In 2008, he moved to the Central American country of Belize, reason unknown. Multiple news reports claimed he wanted to research bacteria and develop life-saving antibiotics, but things reached a head when he was accused of shooting and killing his neighbour, and the local law enforcement raided his home accusing him of "being a narco-trafficker and raising a militia". He fled the country in 2012, and was arrested from Gautemala where he had sought political asylum.
In 2015, he launched a long-shot bid in the US presidential polls, fighting as the libertarian candidate. As news agency reported, in 2019, he said that he had not paid US income taxes for eight years for ideological reasons. He fled US, and lived for years on his yacht.
He told Cuba he could help the country escape US sanctions by the use of cryptocurrencies. In 2020, reported that the US Securities and Exchange Commission (SEC) had accused McAfee of promoting initial coin offerings—deals for cryptocurrencies—on Twitter without disclosing that he had been paid to do so, to the tune of more than $23 million. On June 16, he tweeted: "The US believes I have hidden crypto. I wish I did but it has dissolved through the many hands of Team McAfee [your belief is not required], and my remaining assets are all seized. My friends evaporated through fear of association. I have nothing. Yet, I regret nothing."
McAfee was a prolific social media user.
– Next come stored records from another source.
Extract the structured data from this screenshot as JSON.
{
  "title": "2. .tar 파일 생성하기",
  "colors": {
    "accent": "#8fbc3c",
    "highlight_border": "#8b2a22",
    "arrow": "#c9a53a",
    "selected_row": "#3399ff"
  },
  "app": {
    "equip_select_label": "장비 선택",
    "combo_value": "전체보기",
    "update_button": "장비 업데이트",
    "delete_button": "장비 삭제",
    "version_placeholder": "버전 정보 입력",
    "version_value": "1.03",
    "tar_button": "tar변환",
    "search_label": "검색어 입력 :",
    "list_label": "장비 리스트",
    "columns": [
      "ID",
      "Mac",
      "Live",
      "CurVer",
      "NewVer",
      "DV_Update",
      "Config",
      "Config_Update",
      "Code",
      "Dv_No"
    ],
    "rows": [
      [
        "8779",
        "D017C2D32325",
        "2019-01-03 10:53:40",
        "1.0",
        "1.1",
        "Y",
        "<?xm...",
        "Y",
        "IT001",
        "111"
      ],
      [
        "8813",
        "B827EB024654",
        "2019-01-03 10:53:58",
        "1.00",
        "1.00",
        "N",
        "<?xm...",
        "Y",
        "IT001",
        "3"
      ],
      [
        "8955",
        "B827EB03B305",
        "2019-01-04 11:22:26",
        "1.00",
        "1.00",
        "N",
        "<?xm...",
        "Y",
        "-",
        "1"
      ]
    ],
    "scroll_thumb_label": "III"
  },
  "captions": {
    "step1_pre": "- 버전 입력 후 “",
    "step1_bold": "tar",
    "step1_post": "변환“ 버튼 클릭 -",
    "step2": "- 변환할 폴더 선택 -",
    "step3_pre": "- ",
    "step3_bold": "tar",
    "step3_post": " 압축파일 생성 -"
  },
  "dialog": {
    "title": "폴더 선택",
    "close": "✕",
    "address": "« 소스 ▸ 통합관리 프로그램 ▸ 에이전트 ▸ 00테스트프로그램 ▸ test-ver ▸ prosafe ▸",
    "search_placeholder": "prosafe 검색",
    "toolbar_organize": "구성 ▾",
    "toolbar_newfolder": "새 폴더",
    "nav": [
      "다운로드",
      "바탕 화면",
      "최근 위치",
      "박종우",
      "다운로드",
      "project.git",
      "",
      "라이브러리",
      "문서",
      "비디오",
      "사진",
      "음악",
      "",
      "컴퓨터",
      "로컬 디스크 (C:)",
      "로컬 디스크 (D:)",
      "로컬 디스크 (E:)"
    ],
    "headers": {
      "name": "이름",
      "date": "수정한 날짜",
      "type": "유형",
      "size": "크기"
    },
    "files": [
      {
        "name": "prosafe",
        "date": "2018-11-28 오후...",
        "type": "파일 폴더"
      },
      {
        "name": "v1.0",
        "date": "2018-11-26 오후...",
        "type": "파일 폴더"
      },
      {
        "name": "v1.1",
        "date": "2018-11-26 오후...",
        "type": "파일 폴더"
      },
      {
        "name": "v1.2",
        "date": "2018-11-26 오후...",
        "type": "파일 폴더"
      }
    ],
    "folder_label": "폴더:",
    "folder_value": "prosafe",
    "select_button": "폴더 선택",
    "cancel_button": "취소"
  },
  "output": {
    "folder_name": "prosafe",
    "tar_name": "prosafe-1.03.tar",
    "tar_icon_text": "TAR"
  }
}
In his last tweet, on June 18, he had stated that "all power corrupts" and warned against "which powers you could allow a democracy to wield".